[Entries from a dataset of interfaces]

********

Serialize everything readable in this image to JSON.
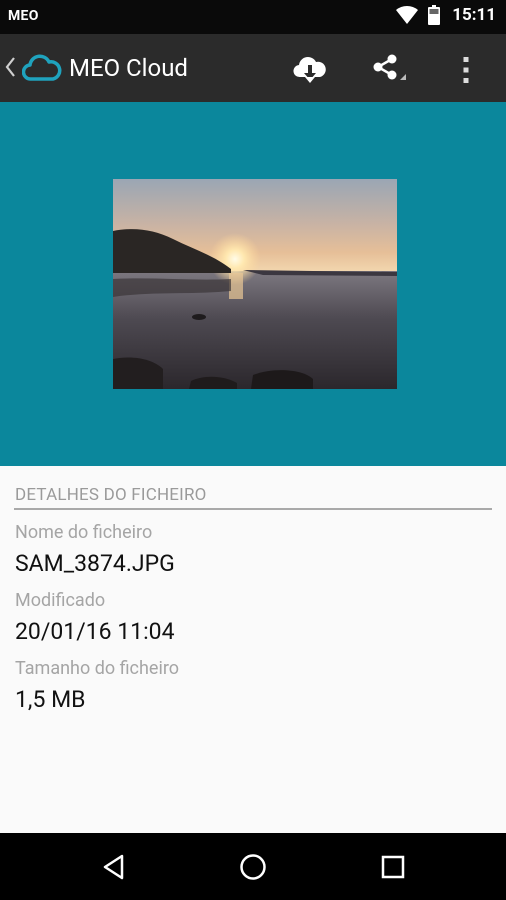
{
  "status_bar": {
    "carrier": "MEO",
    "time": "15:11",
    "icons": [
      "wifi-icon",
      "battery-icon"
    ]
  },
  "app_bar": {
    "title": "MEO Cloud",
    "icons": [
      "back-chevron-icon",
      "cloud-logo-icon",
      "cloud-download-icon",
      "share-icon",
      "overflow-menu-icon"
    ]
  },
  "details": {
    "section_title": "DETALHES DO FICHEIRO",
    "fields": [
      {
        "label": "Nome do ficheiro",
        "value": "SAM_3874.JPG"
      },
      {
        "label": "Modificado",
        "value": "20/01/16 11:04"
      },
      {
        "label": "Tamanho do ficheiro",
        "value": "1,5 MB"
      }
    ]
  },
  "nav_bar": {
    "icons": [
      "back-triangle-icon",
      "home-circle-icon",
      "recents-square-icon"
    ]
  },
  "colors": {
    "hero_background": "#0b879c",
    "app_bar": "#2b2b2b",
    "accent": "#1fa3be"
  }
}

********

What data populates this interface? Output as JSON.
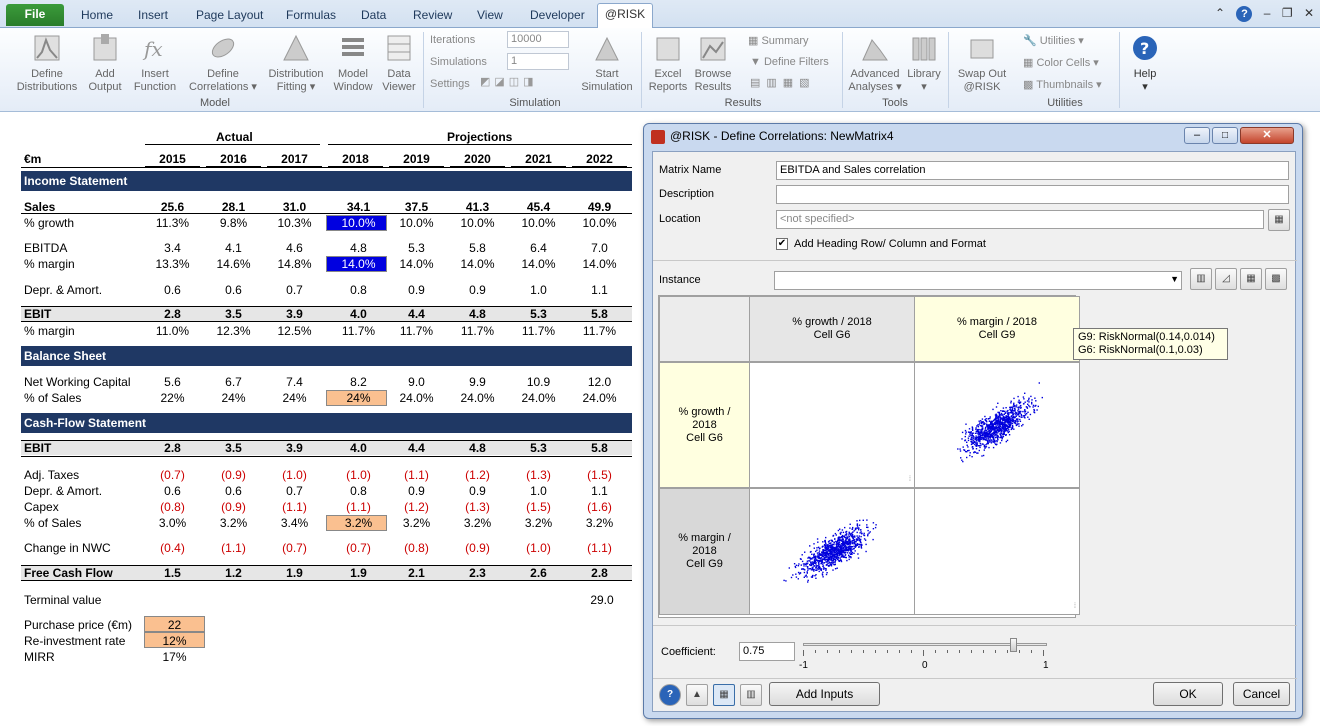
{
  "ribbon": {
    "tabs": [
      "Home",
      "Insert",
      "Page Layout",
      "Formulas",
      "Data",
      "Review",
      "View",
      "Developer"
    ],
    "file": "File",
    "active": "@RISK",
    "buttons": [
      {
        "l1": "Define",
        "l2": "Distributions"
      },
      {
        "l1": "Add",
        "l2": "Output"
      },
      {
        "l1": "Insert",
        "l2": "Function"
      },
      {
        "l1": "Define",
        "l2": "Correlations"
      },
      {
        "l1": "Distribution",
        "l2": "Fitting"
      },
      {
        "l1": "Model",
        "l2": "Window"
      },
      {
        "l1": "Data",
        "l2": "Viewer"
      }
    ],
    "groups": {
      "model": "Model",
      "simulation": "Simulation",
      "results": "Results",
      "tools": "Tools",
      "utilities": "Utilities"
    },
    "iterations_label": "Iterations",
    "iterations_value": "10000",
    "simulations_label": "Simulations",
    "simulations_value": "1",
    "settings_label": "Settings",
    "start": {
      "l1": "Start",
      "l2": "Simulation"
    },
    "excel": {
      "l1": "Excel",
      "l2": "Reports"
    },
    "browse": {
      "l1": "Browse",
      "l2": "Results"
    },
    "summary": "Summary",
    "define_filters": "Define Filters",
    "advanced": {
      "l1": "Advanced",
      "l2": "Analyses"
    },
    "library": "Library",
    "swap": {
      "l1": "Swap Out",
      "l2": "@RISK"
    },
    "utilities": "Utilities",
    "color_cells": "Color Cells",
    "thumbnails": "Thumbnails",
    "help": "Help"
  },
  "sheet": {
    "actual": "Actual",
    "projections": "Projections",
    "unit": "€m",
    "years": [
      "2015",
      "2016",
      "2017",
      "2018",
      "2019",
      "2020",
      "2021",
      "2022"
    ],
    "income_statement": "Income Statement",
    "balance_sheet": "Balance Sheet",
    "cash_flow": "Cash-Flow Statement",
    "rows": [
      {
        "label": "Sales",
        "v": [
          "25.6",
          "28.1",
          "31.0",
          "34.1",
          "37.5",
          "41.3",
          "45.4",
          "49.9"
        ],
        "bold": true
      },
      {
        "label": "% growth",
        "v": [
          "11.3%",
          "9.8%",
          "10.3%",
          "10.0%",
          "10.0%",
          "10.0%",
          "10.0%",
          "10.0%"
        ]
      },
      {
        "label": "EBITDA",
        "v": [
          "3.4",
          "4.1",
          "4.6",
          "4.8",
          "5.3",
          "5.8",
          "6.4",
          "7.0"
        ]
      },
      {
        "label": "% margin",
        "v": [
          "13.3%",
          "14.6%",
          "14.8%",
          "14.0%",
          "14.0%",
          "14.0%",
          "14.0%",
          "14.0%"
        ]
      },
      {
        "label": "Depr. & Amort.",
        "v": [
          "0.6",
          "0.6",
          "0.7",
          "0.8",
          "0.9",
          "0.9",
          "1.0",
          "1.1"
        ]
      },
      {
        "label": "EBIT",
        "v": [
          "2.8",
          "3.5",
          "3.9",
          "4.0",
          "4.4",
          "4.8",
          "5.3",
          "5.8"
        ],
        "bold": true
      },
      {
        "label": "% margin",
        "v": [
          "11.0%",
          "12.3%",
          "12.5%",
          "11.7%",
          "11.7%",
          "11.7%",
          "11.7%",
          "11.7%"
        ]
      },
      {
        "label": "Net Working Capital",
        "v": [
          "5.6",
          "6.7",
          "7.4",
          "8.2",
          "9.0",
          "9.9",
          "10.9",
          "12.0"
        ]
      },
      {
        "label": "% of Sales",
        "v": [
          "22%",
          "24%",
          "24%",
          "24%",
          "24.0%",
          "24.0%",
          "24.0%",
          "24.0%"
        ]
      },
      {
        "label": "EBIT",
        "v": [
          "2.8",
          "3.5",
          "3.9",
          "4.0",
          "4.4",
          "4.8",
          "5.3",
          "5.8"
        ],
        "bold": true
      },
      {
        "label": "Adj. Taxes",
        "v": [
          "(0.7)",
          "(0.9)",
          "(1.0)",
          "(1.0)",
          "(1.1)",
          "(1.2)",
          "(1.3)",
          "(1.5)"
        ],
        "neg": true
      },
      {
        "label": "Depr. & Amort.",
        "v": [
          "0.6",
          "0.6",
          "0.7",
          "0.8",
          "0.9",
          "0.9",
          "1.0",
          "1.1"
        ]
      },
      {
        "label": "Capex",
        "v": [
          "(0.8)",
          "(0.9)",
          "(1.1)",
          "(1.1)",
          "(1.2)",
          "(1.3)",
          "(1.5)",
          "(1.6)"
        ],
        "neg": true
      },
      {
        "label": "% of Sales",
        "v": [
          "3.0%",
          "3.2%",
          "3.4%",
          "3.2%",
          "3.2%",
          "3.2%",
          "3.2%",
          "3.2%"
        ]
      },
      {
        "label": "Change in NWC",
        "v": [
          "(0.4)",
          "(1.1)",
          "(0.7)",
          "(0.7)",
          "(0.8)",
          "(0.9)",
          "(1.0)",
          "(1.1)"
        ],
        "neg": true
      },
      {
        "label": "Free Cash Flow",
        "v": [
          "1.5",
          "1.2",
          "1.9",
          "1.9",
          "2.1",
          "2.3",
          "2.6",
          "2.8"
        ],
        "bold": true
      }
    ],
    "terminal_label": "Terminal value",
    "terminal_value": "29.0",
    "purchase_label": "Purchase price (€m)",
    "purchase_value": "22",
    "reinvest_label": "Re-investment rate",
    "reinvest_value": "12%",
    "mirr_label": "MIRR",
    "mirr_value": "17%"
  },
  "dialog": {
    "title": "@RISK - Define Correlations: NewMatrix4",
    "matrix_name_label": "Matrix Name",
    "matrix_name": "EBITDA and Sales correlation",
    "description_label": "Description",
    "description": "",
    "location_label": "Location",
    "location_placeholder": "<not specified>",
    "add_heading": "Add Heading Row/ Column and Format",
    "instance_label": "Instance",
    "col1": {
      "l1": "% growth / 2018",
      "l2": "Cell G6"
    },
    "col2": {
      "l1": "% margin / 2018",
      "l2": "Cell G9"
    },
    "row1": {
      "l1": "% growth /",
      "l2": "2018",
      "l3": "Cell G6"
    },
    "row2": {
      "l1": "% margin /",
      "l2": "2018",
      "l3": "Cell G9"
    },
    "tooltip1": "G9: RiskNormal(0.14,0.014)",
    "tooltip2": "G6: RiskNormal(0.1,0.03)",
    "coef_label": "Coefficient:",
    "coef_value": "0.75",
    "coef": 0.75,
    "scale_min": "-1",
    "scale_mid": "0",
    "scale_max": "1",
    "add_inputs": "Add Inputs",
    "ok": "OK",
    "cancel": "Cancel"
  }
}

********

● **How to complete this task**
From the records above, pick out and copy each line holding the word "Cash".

● **Reply to the task**
    "cash_flow": "Cash-Flow Statement",
        "label": "Free Cash Flow",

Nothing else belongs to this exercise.